**Task prompt:** Return the records exactly as they stand, and keep the pictures out of the copy.

*** Records ***

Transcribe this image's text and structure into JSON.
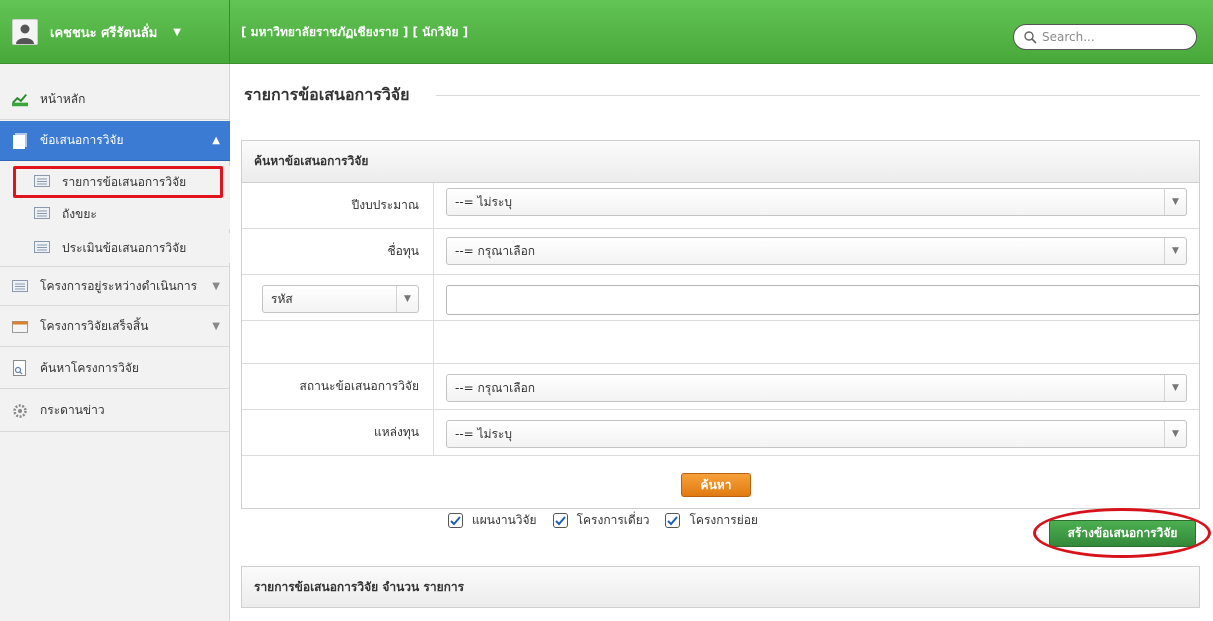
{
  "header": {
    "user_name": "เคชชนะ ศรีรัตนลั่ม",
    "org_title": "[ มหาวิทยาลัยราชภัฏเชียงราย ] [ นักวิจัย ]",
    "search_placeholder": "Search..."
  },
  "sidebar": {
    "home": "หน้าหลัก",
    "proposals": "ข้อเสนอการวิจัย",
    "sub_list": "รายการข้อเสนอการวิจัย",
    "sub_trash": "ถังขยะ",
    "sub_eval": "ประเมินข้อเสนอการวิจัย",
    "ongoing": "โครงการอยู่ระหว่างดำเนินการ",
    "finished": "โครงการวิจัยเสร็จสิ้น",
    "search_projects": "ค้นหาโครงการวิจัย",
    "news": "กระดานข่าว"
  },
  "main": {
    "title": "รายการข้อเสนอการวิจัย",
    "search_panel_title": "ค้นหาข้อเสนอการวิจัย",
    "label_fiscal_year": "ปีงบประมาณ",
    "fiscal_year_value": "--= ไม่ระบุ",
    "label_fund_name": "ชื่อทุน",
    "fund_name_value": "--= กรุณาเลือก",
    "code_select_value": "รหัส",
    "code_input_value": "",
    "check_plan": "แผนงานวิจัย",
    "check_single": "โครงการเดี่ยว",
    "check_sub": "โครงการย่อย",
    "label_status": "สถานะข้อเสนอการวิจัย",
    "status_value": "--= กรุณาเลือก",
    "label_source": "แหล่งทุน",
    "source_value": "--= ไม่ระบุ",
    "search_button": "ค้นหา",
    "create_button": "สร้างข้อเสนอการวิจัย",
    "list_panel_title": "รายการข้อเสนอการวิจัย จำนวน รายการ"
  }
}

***

**Answer to the exercise:**
Transcribe this image's text and structure into JSON.
{
  "header": {
    "user_name": "เคชชนะ ศรีรัตนลั่ม",
    "org_title": "[ มหาวิทยาลัยราชภัฏเชียงราย ] [ นักวิจัย ]",
    "search_placeholder": "Search..."
  },
  "sidebar": {
    "home": "หน้าหลัก",
    "proposals": "ข้อเสนอการวิจัย",
    "sub_list": "รายการข้อเสนอการวิจัย",
    "sub_trash": "ถังขยะ",
    "sub_eval": "ประเมินข้อเสนอการวิจัย",
    "ongoing": "โครงการอยู่ระหว่างดำเนินการ",
    "finished": "โครงการวิจัยเสร็จสิ้น",
    "search_projects": "ค้นหาโครงการวิจัย",
    "news": "กระดานข่าว"
  },
  "main": {
    "title": "รายการข้อเสนอการวิจัย",
    "search_panel_title": "ค้นหาข้อเสนอการวิจัย",
    "label_fiscal_year": "ปีงบประมาณ",
    "fiscal_year_value": "--= ไม่ระบุ",
    "label_fund_name": "ชื่อทุน",
    "fund_name_value": "--= กรุณาเลือก",
    "code_select_value": "รหัส",
    "code_input_value": "",
    "check_plan": "แผนงานวิจัย",
    "check_single": "โครงการเดี่ยว",
    "check_sub": "โครงการย่อย",
    "label_status": "สถานะข้อเสนอการวิจัย",
    "status_value": "--= กรุณาเลือก",
    "label_source": "แหล่งทุน",
    "source_value": "--= ไม่ระบุ",
    "search_button": "ค้นหา",
    "create_button": "สร้างข้อเสนอการวิจัย",
    "list_panel_title": "รายการข้อเสนอการวิจัย จำนวน รายการ"
  }
}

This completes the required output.